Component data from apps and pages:
------------------------------------

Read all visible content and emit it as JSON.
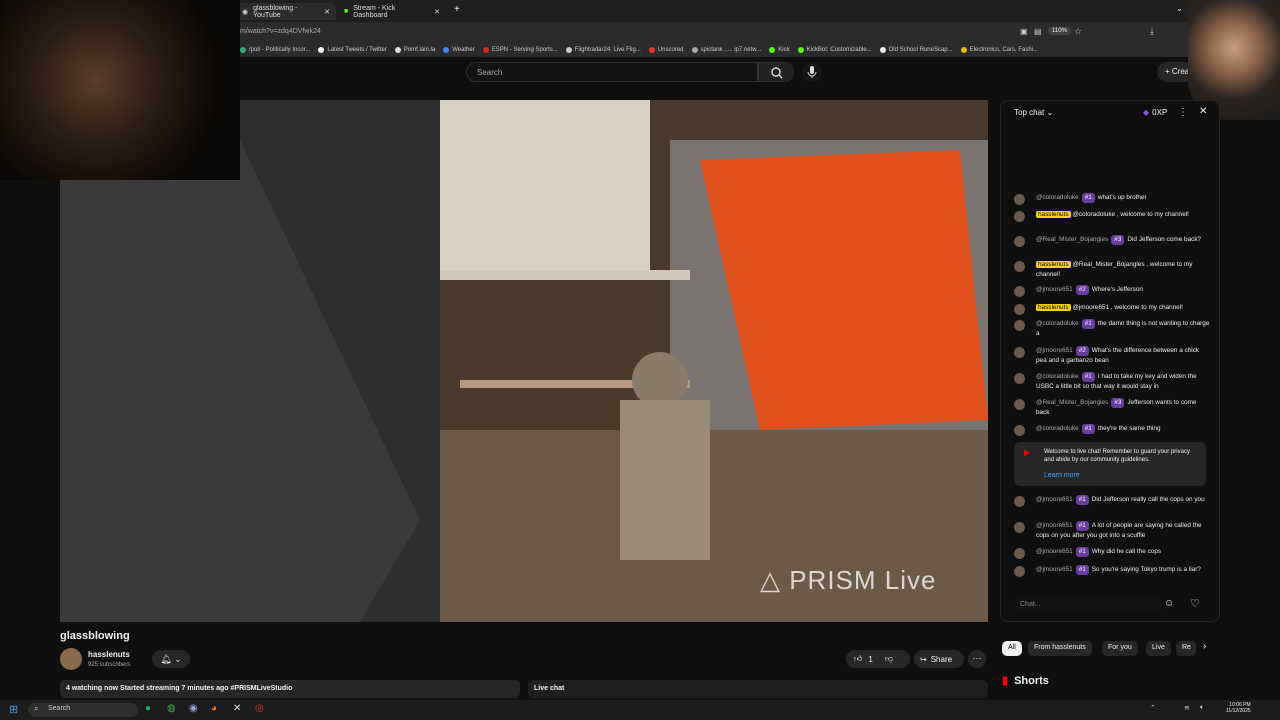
{
  "browser": {
    "tabs": [
      {
        "label": "glassblowing - YouTube",
        "active": true
      },
      {
        "label": "Stream - Kick Dashboard",
        "active": false
      }
    ],
    "url": "m/watch?v=zdq4DVfwk24",
    "zoom": "110%",
    "bookmarks": [
      "/pol/ - Politically Incor...",
      "Latest Tweets / Twitter",
      "Pomf.lain.la",
      "Weather",
      "ESPN - Serving Sports...",
      "Flightradar24: Live Flig...",
      "Unscored",
      "spictank ..... ip7.netw...",
      "Kick",
      "KickBot: Customizable...",
      "Old School RuneScap...",
      "Electronics, Cars, Fashi..."
    ]
  },
  "header": {
    "search_placeholder": "Search",
    "create_label": "Crea"
  },
  "video": {
    "watermark": "PRISM Live",
    "title": "glassblowing",
    "channel": "hasslenuts",
    "subscribers": "925 subscribers",
    "likes": "1",
    "share_label": "Share",
    "watching": "4 watching now  Started streaming 7 minutes ago  #PRISMLiveStudio",
    "live_chat_label": "Live chat"
  },
  "chat": {
    "mode": "Top chat",
    "xp": "0XP",
    "messages": [
      {
        "author": "@coloradoluke",
        "badge": "#1",
        "text": "what's up brother",
        "owner": false
      },
      {
        "author": "hasslenuts",
        "badge": "",
        "text": "@coloradoluke , welcome to my channel!",
        "owner": true
      },
      {
        "author": "@Real_Mister_Bojangles",
        "badge": "#3",
        "text": "Did Jefferson come back?",
        "owner": false
      },
      {
        "author": "hasslenuts",
        "badge": "",
        "text": "@Real_Mister_Bojangles , welcome to my channel!",
        "owner": true
      },
      {
        "author": "@jmoore651",
        "badge": "#2",
        "text": "Where's Jefferson",
        "owner": false
      },
      {
        "author": "hasslenuts",
        "badge": "",
        "text": "@jmoore651 , welcome to my channel!",
        "owner": true
      },
      {
        "author": "@coloradoluke",
        "badge": "#1",
        "text": "the damn thing is not wanting to charge a",
        "owner": false
      },
      {
        "author": "@jmoore651",
        "badge": "#2",
        "text": "What's the difference between a chick pea and a garbanzo bean",
        "owner": false
      },
      {
        "author": "@coloradoluke",
        "badge": "#1",
        "text": "I had to take my key and widen the USBC a little bit so that way it would stay in",
        "owner": false
      },
      {
        "author": "@Real_Mister_Bojangles",
        "badge": "#3",
        "text": "Jefferson wants to come back",
        "owner": false
      },
      {
        "author": "@coloradoluke",
        "badge": "#1",
        "text": "they're the same thing",
        "owner": false
      },
      {
        "author": "@jmoore651",
        "badge": "#1",
        "text": "Did Jefferson really call the cops on you",
        "owner": false
      },
      {
        "author": "@jmoore651",
        "badge": "#1",
        "text": "A lot of people are saying he called the cops on you after you got into a scuffle",
        "owner": false
      },
      {
        "author": "@jmoore651",
        "badge": "#1",
        "text": "Why did he call the cops",
        "owner": false
      },
      {
        "author": "@jmoore651",
        "badge": "#1",
        "text": "So you're saying Tokyo trump is a liar?",
        "owner": false
      }
    ],
    "notice": "Welcome to live chat! Remember to guard your privacy and abide by our community guidelines.",
    "learn_more": "Learn more",
    "input_placeholder": "Chat..."
  },
  "chips": [
    "All",
    "From hasslenuts",
    "For you",
    "Live",
    "Re"
  ],
  "shorts_label": "Shorts",
  "taskbar": {
    "search": "Search",
    "time": "10:06 PM",
    "date": "11/12/2025"
  },
  "colors": {
    "accent": "#f9d500",
    "badge": "#6a3ea1",
    "link": "#3ea6ff"
  }
}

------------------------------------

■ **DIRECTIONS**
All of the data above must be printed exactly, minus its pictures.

■ **TASK ANSWER**
Read all visible content and emit it as JSON.
{
  "browser": {
    "tabs": [
      {
        "label": "glassblowing - YouTube",
        "active": true
      },
      {
        "label": "Stream - Kick Dashboard",
        "active": false
      }
    ],
    "url": "m/watch?v=zdq4DVfwk24",
    "zoom": "110%",
    "bookmarks": [
      "/pol/ - Politically Incor...",
      "Latest Tweets / Twitter",
      "Pomf.lain.la",
      "Weather",
      "ESPN - Serving Sports...",
      "Flightradar24: Live Flig...",
      "Unscored",
      "spictank ..... ip7.netw...",
      "Kick",
      "KickBot: Customizable...",
      "Old School RuneScap...",
      "Electronics, Cars, Fashi..."
    ]
  },
  "header": {
    "search_placeholder": "Search",
    "create_label": "Crea"
  },
  "video": {
    "watermark": "PRISM Live",
    "title": "glassblowing",
    "channel": "hasslenuts",
    "subscribers": "925 subscribers",
    "likes": "1",
    "share_label": "Share",
    "watching": "4 watching now  Started streaming 7 minutes ago  #PRISMLiveStudio",
    "live_chat_label": "Live chat"
  },
  "chat": {
    "mode": "Top chat",
    "xp": "0XP",
    "messages": [
      {
        "author": "@coloradoluke",
        "badge": "#1",
        "text": "what's up brother",
        "owner": false
      },
      {
        "author": "hasslenuts",
        "badge": "",
        "text": "@coloradoluke , welcome to my channel!",
        "owner": true
      },
      {
        "author": "@Real_Mister_Bojangles",
        "badge": "#3",
        "text": "Did Jefferson come back?",
        "owner": false
      },
      {
        "author": "hasslenuts",
        "badge": "",
        "text": "@Real_Mister_Bojangles , welcome to my channel!",
        "owner": true
      },
      {
        "author": "@jmoore651",
        "badge": "#2",
        "text": "Where's Jefferson",
        "owner": false
      },
      {
        "author": "hasslenuts",
        "badge": "",
        "text": "@jmoore651 , welcome to my channel!",
        "owner": true
      },
      {
        "author": "@coloradoluke",
        "badge": "#1",
        "text": "the damn thing is not wanting to charge a",
        "owner": false
      },
      {
        "author": "@jmoore651",
        "badge": "#2",
        "text": "What's the difference between a chick pea and a garbanzo bean",
        "owner": false
      },
      {
        "author": "@coloradoluke",
        "badge": "#1",
        "text": "I had to take my key and widen the USBC a little bit so that way it would stay in",
        "owner": false
      },
      {
        "author": "@Real_Mister_Bojangles",
        "badge": "#3",
        "text": "Jefferson wants to come back",
        "owner": false
      },
      {
        "author": "@coloradoluke",
        "badge": "#1",
        "text": "they're the same thing",
        "owner": false
      },
      {
        "author": "@jmoore651",
        "badge": "#1",
        "text": "Did Jefferson really call the cops on you",
        "owner": false
      },
      {
        "author": "@jmoore651",
        "badge": "#1",
        "text": "A lot of people are saying he called the cops on you after you got into a scuffle",
        "owner": false
      },
      {
        "author": "@jmoore651",
        "badge": "#1",
        "text": "Why did he call the cops",
        "owner": false
      },
      {
        "author": "@jmoore651",
        "badge": "#1",
        "text": "So you're saying Tokyo trump is a liar?",
        "owner": false
      }
    ],
    "notice": "Welcome to live chat! Remember to guard your privacy and abide by our community guidelines.",
    "learn_more": "Learn more",
    "input_placeholder": "Chat..."
  },
  "chips": [
    "All",
    "From hasslenuts",
    "For you",
    "Live",
    "Re"
  ],
  "shorts_label": "Shorts",
  "taskbar": {
    "search": "Search",
    "time": "10:06 PM",
    "date": "11/12/2025"
  },
  "colors": {
    "accent": "#f9d500",
    "badge": "#6a3ea1",
    "link": "#3ea6ff"
  }
}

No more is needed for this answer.